With funding support from the Jewish Heritage Fund (JHF), KYA and YouthBuild are working to address this gap at a systems level while also meeting immediate needs through short-term housing. As KYA worked to fill that need for youth through emergency hotel stays, they ran into a problem: it was taking longer than expected to get youth into stable, permanent housing, and funding was running out. “As soon as KYA made me aware of a funding gap keeping young people from a safe place to stay, I thought of the Community Foundation of Louisville and its generous donors,” said Tiffany Fabing, Program Director at the Jewish Heritage Fund. “The Community Foundation [has been] an invaluable partner for connecting resources to [emergency] need.”

The Foundation’s Director of Stewardship, Kate Biagi-Rickert, was happy to step in and connect fundholders with this emergency need. “KYA needed at least $48,000 to cover about a three-month gap in funding, and additional funds would help them provide the wraparound services that they want to provide.

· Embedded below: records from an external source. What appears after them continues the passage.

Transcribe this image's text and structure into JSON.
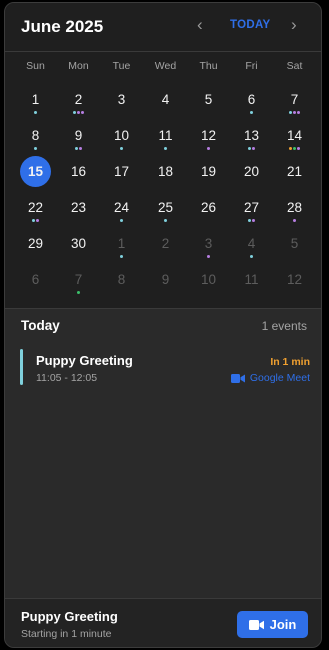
{
  "header": {
    "month_label": "June 2025",
    "prev_glyph": "‹",
    "next_glyph": "›",
    "today_label": "TODAY"
  },
  "weekdays": [
    "Sun",
    "Mon",
    "Tue",
    "Wed",
    "Thu",
    "Fri",
    "Sat"
  ],
  "event_colors": {
    "teal": "#7fd0dc",
    "purple": "#b57ee0",
    "green": "#3bbf6a",
    "orange": "#f0a030",
    "pink": "#e46bd2",
    "accent": "#2f6fe8"
  },
  "weeks": [
    [
      {
        "label": "1",
        "dots": [
          "teal"
        ]
      },
      {
        "label": "2",
        "dots": [
          "teal",
          "purple",
          "purple"
        ]
      },
      {
        "label": "3",
        "dots": []
      },
      {
        "label": "4",
        "dots": []
      },
      {
        "label": "5",
        "dots": []
      },
      {
        "label": "6",
        "dots": [
          "teal"
        ]
      },
      {
        "label": "7",
        "dots": [
          "teal",
          "purple",
          "purple"
        ]
      }
    ],
    [
      {
        "label": "8",
        "dots": [
          "teal"
        ]
      },
      {
        "label": "9",
        "dots": [
          "teal",
          "purple"
        ]
      },
      {
        "label": "10",
        "dots": [
          "teal"
        ]
      },
      {
        "label": "11",
        "dots": [
          "teal"
        ]
      },
      {
        "label": "12",
        "dots": [
          "purple"
        ]
      },
      {
        "label": "13",
        "dots": [
          "teal",
          "purple"
        ]
      },
      {
        "label": "14",
        "dots": [
          "orange",
          "green",
          "purple"
        ]
      }
    ],
    [
      {
        "label": "15",
        "dots": [],
        "selected": true
      },
      {
        "label": "16",
        "dots": []
      },
      {
        "label": "17",
        "dots": []
      },
      {
        "label": "18",
        "dots": []
      },
      {
        "label": "19",
        "dots": []
      },
      {
        "label": "20",
        "dots": []
      },
      {
        "label": "21",
        "dots": []
      }
    ],
    [
      {
        "label": "22",
        "dots": [
          "teal",
          "purple"
        ]
      },
      {
        "label": "23",
        "dots": []
      },
      {
        "label": "24",
        "dots": [
          "teal"
        ]
      },
      {
        "label": "25",
        "dots": [
          "teal"
        ]
      },
      {
        "label": "26",
        "dots": []
      },
      {
        "label": "27",
        "dots": [
          "teal",
          "purple"
        ]
      },
      {
        "label": "28",
        "dots": [
          "purple"
        ]
      }
    ],
    [
      {
        "label": "29",
        "dots": []
      },
      {
        "label": "30",
        "dots": []
      },
      {
        "label": "1",
        "dots": [
          "teal"
        ],
        "other_month": true
      },
      {
        "label": "2",
        "dots": [],
        "other_month": true
      },
      {
        "label": "3",
        "dots": [
          "purple"
        ],
        "other_month": true
      },
      {
        "label": "4",
        "dots": [
          "teal"
        ],
        "other_month": true
      },
      {
        "label": "5",
        "dots": [],
        "other_month": true
      }
    ],
    [
      {
        "label": "6",
        "dots": [],
        "other_month": true
      },
      {
        "label": "7",
        "dots": [
          "green"
        ],
        "other_month": true
      },
      {
        "label": "8",
        "dots": [],
        "other_month": true
      },
      {
        "label": "9",
        "dots": [],
        "other_month": true
      },
      {
        "label": "10",
        "dots": [],
        "other_month": true
      },
      {
        "label": "11",
        "dots": [],
        "other_month": true
      },
      {
        "label": "12",
        "dots": [],
        "other_month": true
      }
    ]
  ],
  "today_section": {
    "title": "Today",
    "count": "1 events",
    "events": [
      {
        "title": "Puppy Greeting",
        "time": "11:05 - 12:05",
        "starts_in": "In 1 min",
        "meeting_service": "Google Meet",
        "bar_color": "teal"
      }
    ]
  },
  "footer": {
    "title": "Puppy Greeting",
    "subtitle": "Starting in 1 minute",
    "join_label": "Join"
  }
}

I reached out to about six fundholders that I knew cared about foster care and homelessness, and many of them immediately said ‘yes.’”

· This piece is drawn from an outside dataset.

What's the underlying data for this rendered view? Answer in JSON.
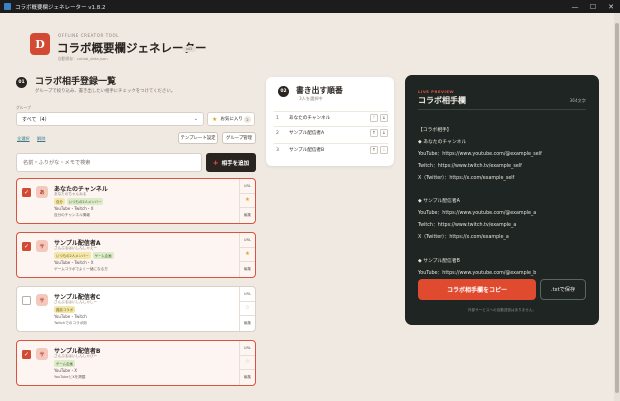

One fundholder at the Foundation, Susan Means, has an increasing concern about homelessness in the community and felt an immediate call to donate. “I volunteer at a soup kitchen one day a week, and I’ve been doing that for about 6 years,” said Susan. “When I left after my very first day working down there, I came home and started to learn about the depth of homelessness in Louisville. I walked out of there [the soup kitchen that day], and I was like, ‘I’m going home to my house where I’m going to have a nice lunch, and I’m not worried about where I’m going to sleep tonight. And where do these people go when they leave that soup kitchen?’ I’ve been making donations there regularly. Knowing I’m helping to buy food to feed hungry people, and going down there myself and working with these people was eye-opening for me, and it changed my life. It changed my focus. Kids turn 18, and then what are they supposed to do if they don’t have a home? They don’t have a place to be. I was immediately interested when Kate told me about the need at Kentucky Youth Advocates for housing these kids.”

With the help of our Foundation’s Philanthropic Services team, Kentucky Youth Advocates exceeded their goal of filling their funding gap and received over $80,000 from six fundholders in two weeks. These funds enabled KYA to serve current emergency hotel stays for young people and assist additional foster care alumni waiting for temporary housing.

While many fundholders establish a charitable fund with the Foundation to simplify their giving, many engage further because of our increased equity work in providing nonprofits with social and financial resources. “The increased focus on social justice and equity is changing the way that [the Foundation] looks at grantees,” shared an anonymous fundholder who supported KYA’s emergency needs. “[Providing] not only grants but also help with infrastructure building and making various not-for-profits stronger and more able to meet their mission. Especially in the last five years, the Community Foundation has really rethought how they do things, and I’m pleased to be able to support those kinds of initiatives.”

Want to make a greater impact? Create a fund or connect with our Philanthropic Services team to learn how you can meet the needs of our community.